Interview: Chris Squire of Yes Discusses ‘Fly From Here,’ the Band’s First Album in 10 Years
Did you buy it new?
Yes, I did, brand new. It’s been kind of altered over the years, especially in my first 10 years of owning it. It had decorative, flower-power wall paper, and then silver paper, and so quite often it was — when I got bored with those phases, it would get refinished, and it would get planed down. Obviously with all those changes, it has a lighter body mass, which in some ways, gives it its individual sound. That’s why, in a lot of cases, people who went out and bought Rickenbacker basses because they wanted to sound like me, that wasn’t always possible, unless you shaved some of the wood off first, reducing the weight.
I’d say you and Paul McCartney were among the biggest Rickenbacker representatives.
Yes. Of course, Paul McCartney’s sound is different from mine, but it’s the way you hear things, really. Paul’s Hofner bass playing doesn’t sound that different than his Rickenbacker bass playing. It’s more the player than the instrument, I think — or the way the player wants to hear things.
Speaking of your bass sound, I think when most people think of “the Chris Squire sound,” they picture your distinctive sound on “Roundabout.”
Yeah, it’s like the “Chris Squire quintessential.”
Would you say your bass sound has changed much over the years?
Well, no. I still basically use the same kind of tone settings. I’m still using the 100-watt Marshall amp I’ve had since the mid-’60s. It still works, but of course, it has been through periods of needing work; it’s been broken down, had repairs. And nothing ever gets replaced with the same components because they’re not available all the time because they’re extinct now.
So in small increments, the sound has changed. I’ve had to replace parts in the basses when they’ve gotten old or worn out, so everything isn’t absolutely original. But where I could, I try and find a guitar from the same vintage and raid it for parts, which I have done with a couple of other basses from the same time.
With so many versions of the band throughout the years, is there one that stands out as the strongest or most rocking?
The thing is, every era of Yes has had something to say. It’s distinctly different — the Steve Howe guitar style and, of course, when Trevor Rabin was in the band in the ‘80s going into the ‘90s. He definitely was a different style of guitar player. So that sort of changed the band quite a bit in some ways, but there’s me and Alan White who are still playing, so yeah, things have moved around in the Yes sound picture, but basically, things have stayed the same as well. So I can’t really say which version is the more kickass because every version has come up with something good.
How’s your working relationship with Steve Howe?

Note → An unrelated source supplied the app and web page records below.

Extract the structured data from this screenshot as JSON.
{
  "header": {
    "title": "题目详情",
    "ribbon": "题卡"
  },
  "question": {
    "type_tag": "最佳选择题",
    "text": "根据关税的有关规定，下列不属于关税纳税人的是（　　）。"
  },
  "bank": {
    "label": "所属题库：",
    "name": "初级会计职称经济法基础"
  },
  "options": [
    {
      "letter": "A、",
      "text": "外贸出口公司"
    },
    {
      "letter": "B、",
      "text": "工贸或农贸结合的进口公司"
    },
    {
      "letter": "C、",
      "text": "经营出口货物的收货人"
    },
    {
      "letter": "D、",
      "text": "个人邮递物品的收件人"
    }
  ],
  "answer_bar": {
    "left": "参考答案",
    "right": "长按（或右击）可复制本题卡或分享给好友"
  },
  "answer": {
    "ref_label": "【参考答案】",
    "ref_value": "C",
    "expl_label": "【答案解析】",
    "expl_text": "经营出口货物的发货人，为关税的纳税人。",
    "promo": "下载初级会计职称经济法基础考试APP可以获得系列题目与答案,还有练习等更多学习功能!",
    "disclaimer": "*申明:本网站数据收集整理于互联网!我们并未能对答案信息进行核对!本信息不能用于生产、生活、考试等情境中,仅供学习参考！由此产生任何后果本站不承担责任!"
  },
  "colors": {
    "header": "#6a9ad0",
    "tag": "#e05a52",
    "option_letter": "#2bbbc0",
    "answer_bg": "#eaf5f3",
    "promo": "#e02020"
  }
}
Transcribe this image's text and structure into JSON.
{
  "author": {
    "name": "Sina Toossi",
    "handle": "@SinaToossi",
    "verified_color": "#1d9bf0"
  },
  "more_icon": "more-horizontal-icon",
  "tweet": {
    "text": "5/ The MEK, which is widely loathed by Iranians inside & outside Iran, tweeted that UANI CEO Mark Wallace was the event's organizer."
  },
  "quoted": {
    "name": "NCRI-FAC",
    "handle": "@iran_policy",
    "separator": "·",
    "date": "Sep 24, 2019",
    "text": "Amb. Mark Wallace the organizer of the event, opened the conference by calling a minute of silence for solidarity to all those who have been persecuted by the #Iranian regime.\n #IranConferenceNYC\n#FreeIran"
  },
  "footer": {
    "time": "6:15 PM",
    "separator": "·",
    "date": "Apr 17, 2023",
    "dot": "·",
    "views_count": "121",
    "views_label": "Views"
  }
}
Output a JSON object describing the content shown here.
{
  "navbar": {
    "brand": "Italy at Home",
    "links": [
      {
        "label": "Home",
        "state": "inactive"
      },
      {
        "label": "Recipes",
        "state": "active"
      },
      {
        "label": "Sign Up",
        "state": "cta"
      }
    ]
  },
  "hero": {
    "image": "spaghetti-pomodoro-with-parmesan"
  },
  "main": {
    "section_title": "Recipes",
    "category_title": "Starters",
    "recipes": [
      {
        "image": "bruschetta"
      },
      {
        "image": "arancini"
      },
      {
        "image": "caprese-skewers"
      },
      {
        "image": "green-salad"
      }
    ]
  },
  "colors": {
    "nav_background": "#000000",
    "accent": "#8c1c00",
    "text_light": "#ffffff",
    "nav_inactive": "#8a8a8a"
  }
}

I’ve known Steve for so long, it’s kind of like an old marriage, really [laughs]. I mean it has its ups and downs, but we’ve never had any arguments or confrontations of any note. Obviously there's been some differences of opinions over the years on various musical as well business approaches, but generally we have a good relationship.
I hear you and he were sort of an “Odd Couple,” great friends but opposites in many ways.
Yeah, we are quite different. Steve is still a vegetarian and has been for 40 or 50 years. I went through phases of that as well, but I sort of have a different … Yeah, our styles are different, but the great thing is that when we play together, I think we both enjoy each other's playing. That's the good side to it.
Will the song selection on your current tour cover every Yes era?
Well, we obviously want to introduce some elements from the new album and, until we get together to rehearse, which we're going to do a week before the tour, I have to know how much of it we'll do. And, of course, we're on the show with Styx, so that cuts down the amount of time we would normally have. So we'll have an injection of the new album, and, of course, we will play songs people have come to regard as their favorite Yes songs over the years. It's going to be a summer rock ’n’ roll-y tour, so we'll play it pretty straightforward.
Fly From Here comes out July 12 via Frontiers Records. The single, “We Can Fly (Radio Edit),” is available digitally now.